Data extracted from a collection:
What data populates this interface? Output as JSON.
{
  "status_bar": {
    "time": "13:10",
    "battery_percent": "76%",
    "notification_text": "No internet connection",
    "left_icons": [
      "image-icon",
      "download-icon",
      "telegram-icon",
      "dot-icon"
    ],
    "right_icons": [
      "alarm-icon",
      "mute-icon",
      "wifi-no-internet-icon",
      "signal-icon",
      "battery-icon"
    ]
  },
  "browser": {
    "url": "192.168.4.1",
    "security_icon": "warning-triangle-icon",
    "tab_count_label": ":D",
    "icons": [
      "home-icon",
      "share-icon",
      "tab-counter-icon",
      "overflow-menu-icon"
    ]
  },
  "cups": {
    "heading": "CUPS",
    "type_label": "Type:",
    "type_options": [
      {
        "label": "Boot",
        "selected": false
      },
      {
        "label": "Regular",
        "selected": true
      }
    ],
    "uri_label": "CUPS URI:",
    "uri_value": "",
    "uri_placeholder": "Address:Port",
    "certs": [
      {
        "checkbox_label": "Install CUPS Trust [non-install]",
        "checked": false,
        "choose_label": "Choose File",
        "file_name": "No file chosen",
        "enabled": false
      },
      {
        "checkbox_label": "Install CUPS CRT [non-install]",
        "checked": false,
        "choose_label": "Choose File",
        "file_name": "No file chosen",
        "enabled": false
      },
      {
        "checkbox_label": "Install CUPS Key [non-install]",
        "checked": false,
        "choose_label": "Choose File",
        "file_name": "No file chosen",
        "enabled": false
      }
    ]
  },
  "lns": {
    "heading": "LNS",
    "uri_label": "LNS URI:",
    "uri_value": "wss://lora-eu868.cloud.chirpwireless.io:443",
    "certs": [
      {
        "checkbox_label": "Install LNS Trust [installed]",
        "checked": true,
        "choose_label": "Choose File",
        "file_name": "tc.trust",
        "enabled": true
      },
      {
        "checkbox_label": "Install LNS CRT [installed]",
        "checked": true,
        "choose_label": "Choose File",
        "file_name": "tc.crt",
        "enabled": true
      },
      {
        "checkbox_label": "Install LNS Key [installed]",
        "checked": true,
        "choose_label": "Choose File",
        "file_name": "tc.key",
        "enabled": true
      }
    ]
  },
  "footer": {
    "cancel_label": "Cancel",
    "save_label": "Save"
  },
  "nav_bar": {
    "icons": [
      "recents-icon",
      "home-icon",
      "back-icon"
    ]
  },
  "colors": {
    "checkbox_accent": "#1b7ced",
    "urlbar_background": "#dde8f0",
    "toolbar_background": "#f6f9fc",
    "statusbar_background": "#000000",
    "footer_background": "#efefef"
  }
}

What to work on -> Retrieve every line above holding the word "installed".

Answer ->
        "checkbox_label": "Install LNS Trust [installed]",
        "checkbox_label": "Install LNS CRT [installed]",
        "checkbox_label": "Install LNS Key [installed]",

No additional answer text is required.